CHICAGO, IL - MARCH 18: Head coach Mark Turgeon of the Texas A&M Aggies reacts in the first half of the game against the Florida State Seminoles during the second round of the 2011 NCAA men's basketball tournament at the United Center on March 18, 2011 in Chicago, Illinois. (Photo by Jamie Squire/Getty Images)
Don't hold back, Mark Turgeon. Tell us how you really feel.
"This is the biggest challenge I've ever had in coaching; it's not even close," said Turgeon, who turned around struggling teams at Jacksonville State and Wichita State and led Texas A&M to four consecutive NCAA tournaments before succeeding Maryland's Gary Williams in May.
"I can't make it any easier on these guys," Turgeon said, with senior Sean Mosley, who led the team with 21 points, sitting beside him. "The lack of commitment to running the plays the right way is mind-boggling. I've never seen anything like it."
The strong words come on the heels of Maryland's 26-point loss to Iona in the Puerto Rico Tip-Off, in which they had 26 turnovers. Turgeon is famous for being brutally honest in the media, so strong comments coming from him aren't too much of a surprise. The strength of the comments, though, is a bit jarring.
Obviously, we're all on the outside, but there certainly appears to be a special level of sloppiness in Maryland's offense, in part due to an inability or unwillingness to consistently run sets, which appears to be Turgeon's main complaint. The ridiculous pace of the game, plus the absence of Pe'Shon Howard, likely played into it to some extent as well.
One thing I'm learning with Turgeon, though, is that it isn't likely to mean as much as people will draw into it. Again: Turgeon is almost always brutally honest. He speaks what's on his mind, and that was on his mind. Every single coach would've said the same to the team in the locker room; Turgeon simply says it to the media, as well. He adds no extra emphasis on the words he says publicly. It's just an interesting side note, and I don't have any problem with him telling it like it is.
Turgeon might have some allies, by the way. Among them: Sean Mosley.
Said Mosley: "We didn't execute any offensive plays in the second half. When things go south, guys on the team put their head down. . . . We've got to get tougher as a team."
(Regarding getting tougher, Turgeon coached against Iona with a kidney stone. So he might have some credibility there.)
And not that I put much stock into the words of Doug Gottlieb or Dino Gaudio, but they both remarked upon the difficulty of the building job Turgeon was facing, with Gaudio calling the current team "the most depleted roster in the country."

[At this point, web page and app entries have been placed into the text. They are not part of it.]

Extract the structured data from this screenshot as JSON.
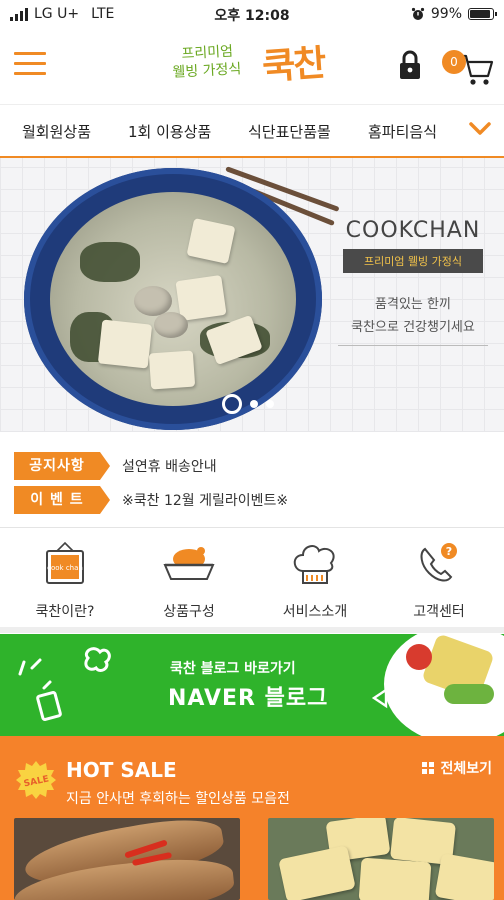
{
  "status_bar": {
    "carrier": "LG U+",
    "network": "LTE",
    "time": "오후 12:08",
    "battery": "99%"
  },
  "header": {
    "logo_small_line1": "프리미엄",
    "logo_small_line2": "웰빙 가정식",
    "logo_big": "쿡찬",
    "cart_count": "0",
    "accent_color": "#f08a24"
  },
  "nav": {
    "items": [
      "월회원상품",
      "1회 이용상품",
      "식단표단품몰",
      "홈파티음식"
    ],
    "more_icon": "chevron-down-icon"
  },
  "banner": {
    "title": "COOKCHAN",
    "subtitle": "프리미엄 웰빙 가정식",
    "line1": "품격있는 한끼",
    "line2": "쿡찬으로 건강챙기세요",
    "slide_count": 3,
    "active_slide": 1
  },
  "notices": [
    {
      "tag": "공지사항",
      "text": "설연휴 배송안내"
    },
    {
      "tag": "이 벤 트",
      "text": "※쿡찬 12월 게릴라이벤트※"
    }
  ],
  "quick_menu": [
    {
      "label": "쿡찬이란?",
      "icon": "cookchan-sign-icon",
      "icon_text": "cook chan"
    },
    {
      "label": "상품구성",
      "icon": "chicken-dish-icon"
    },
    {
      "label": "서비스소개",
      "icon": "chef-hat-icon"
    },
    {
      "label": "고객센터",
      "icon": "phone-question-icon"
    }
  ],
  "naver_banner": {
    "small": "쿡찬 블로그 바로가기",
    "big": "NAVER 블로그",
    "bg_color": "#2fb32b"
  },
  "hot_sale": {
    "badge": "SALE",
    "title": "HOT SALE",
    "subtitle": "지금 안사면 후회하는 할인상품 모음전",
    "view_all": "전체보기",
    "bg_color": "#f5822a"
  }
}
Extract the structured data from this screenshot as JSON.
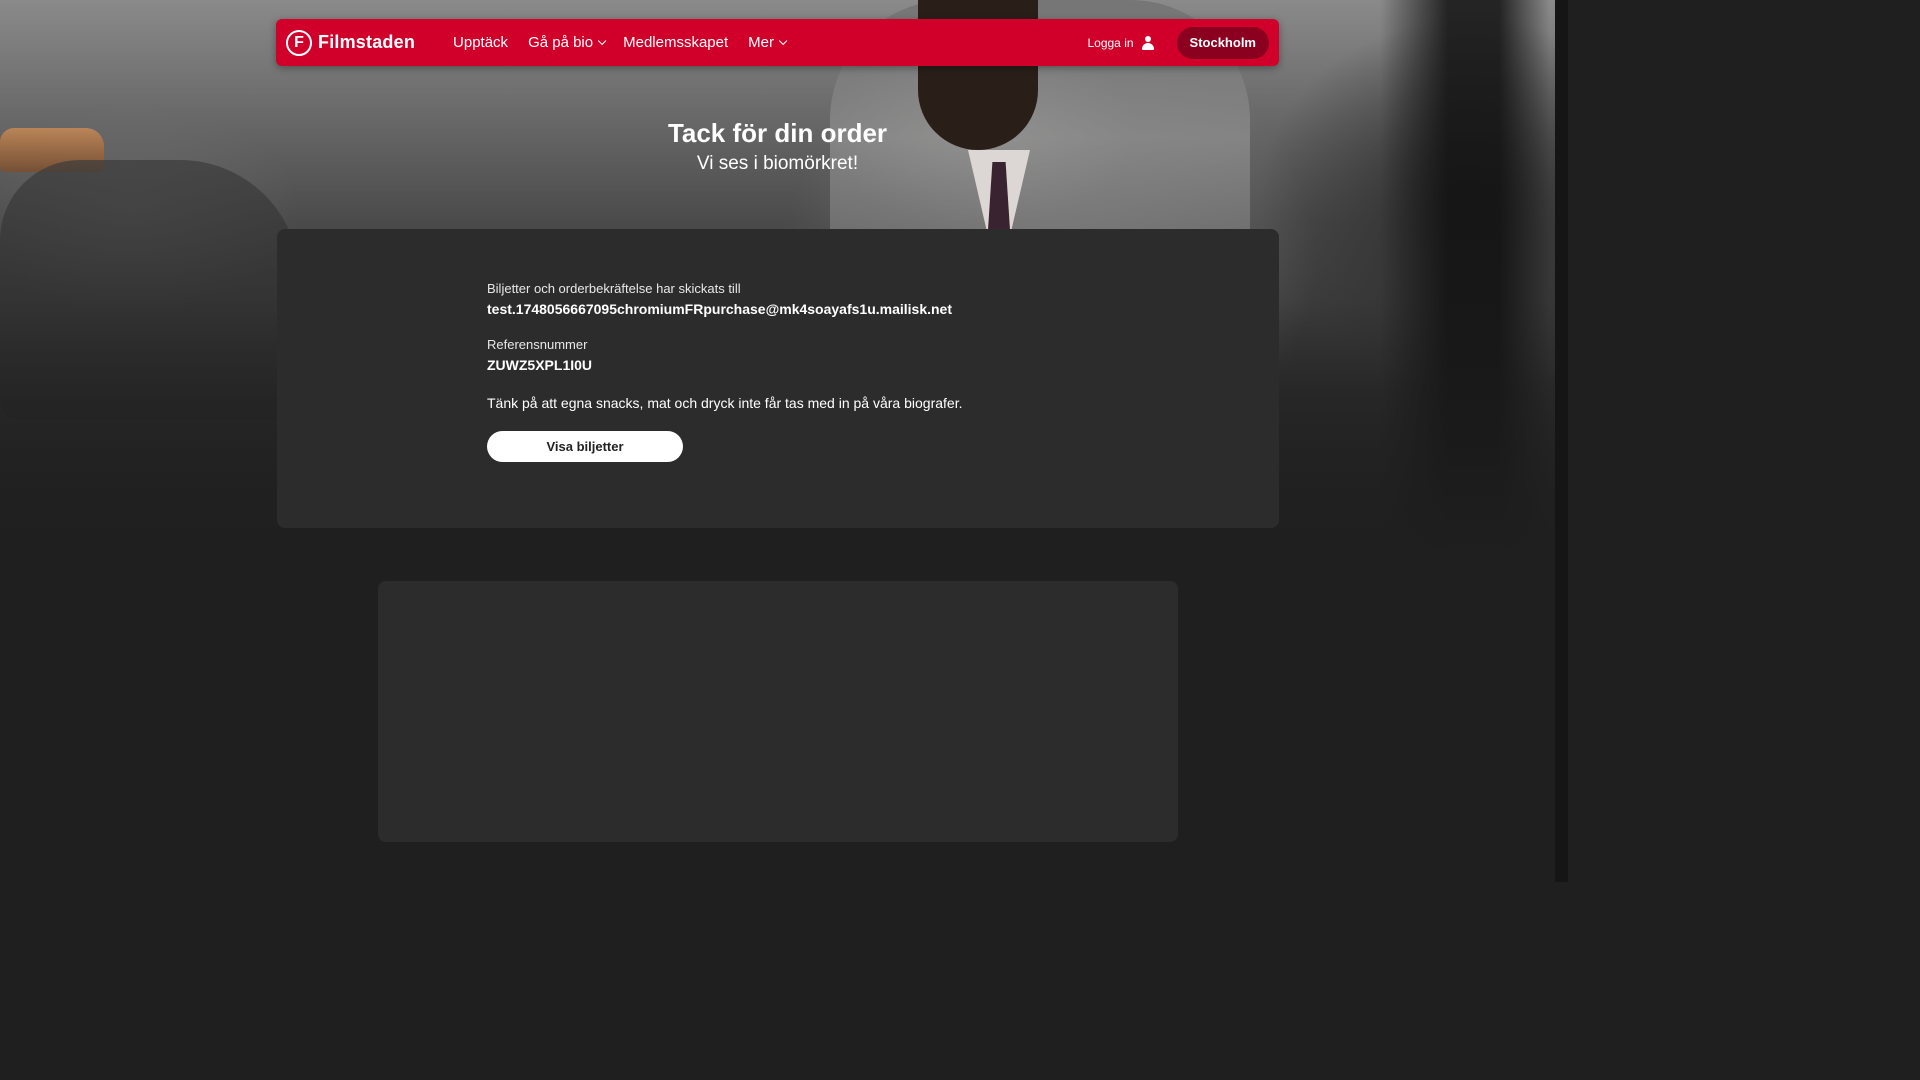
{
  "brand": {
    "logo_mark": "F",
    "name": "Filmstaden",
    "accent_color": "#d0002a"
  },
  "nav": {
    "links": [
      {
        "label": "Upptäck",
        "has_dropdown": false
      },
      {
        "label": "Gå på bio",
        "has_dropdown": true
      },
      {
        "label": "Medlemsskapet",
        "has_dropdown": false
      },
      {
        "label": "Mer",
        "has_dropdown": true
      }
    ],
    "login_label": "Logga in",
    "login_icon": "user-icon",
    "city_label": "Stockholm"
  },
  "hero": {
    "title": "Tack för din order",
    "subtitle": "Vi ses i biomörkret!"
  },
  "confirmation": {
    "sent_to_label": "Biljetter och orderbekräftelse har skickats till",
    "email": "test.1748056667095chromiumFRpurchase@mk4soayafs1u.mailisk.net",
    "reference_label": "Referensnummer",
    "reference_number": "ZUWZ5XPL1I0U",
    "notice": "Tänk på att egna snacks, mat och dryck inte får tas med in på våra biografer.",
    "show_tickets_label": "Visa biljetter"
  }
}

This isn't about Randy Edsall and I'm loathe to devote even a single clause to the comparison, but it's a pre-emptive strike, because I know people will make the comparison. Maryland's fanbase in general and I in particular have been pretty tough on Edsall for dozens of reasons, not least of which is his poor handling of the media and occasional throwing of his players under the bus. This may appear to be the same. This is not the same.
For one, Edsall's players are undoubtedly superior to the bunch Turgeon inherited. It was easy to think Edsall should've had much, much more success than he did. Turgeon ... unless he doesn't win another game, I think we'll understand his record. For another, Turgeon has earned a certain benefit of the doubt, thanks to his recruiting and hiring efforts, that Edsall has entirely missed.
But here's the real kicker. Turgeon is notorious for being candid, sometimes brutally. He has no filter and will say whatever it is he's thinking. Edsall is the opposite. He's notorious for having high walls. He doesn't disclose injury information; he almost never allows player media availability. He is basically nothing but filter. When Turgeon says those types of things, it's because he believes them. It's tough to imagine Edsall, who is so tight-lipped about so much, simply speaking something because it crosses his mind. When he makes a comment like that, it's cold and calculated; there's some purpose to it. This isn't about Edsall, though, and I pray that with that point made, no one else tries to make it about Edsall. (If you want to have a discussion about that, start a new FanPost.)
The real point: Maryland is young and has a far-from-full cupboard. Will things get better with Pe'Shon Howard? I hope so. Until then, though, I think we're simply going to have to expect some sloppy performances.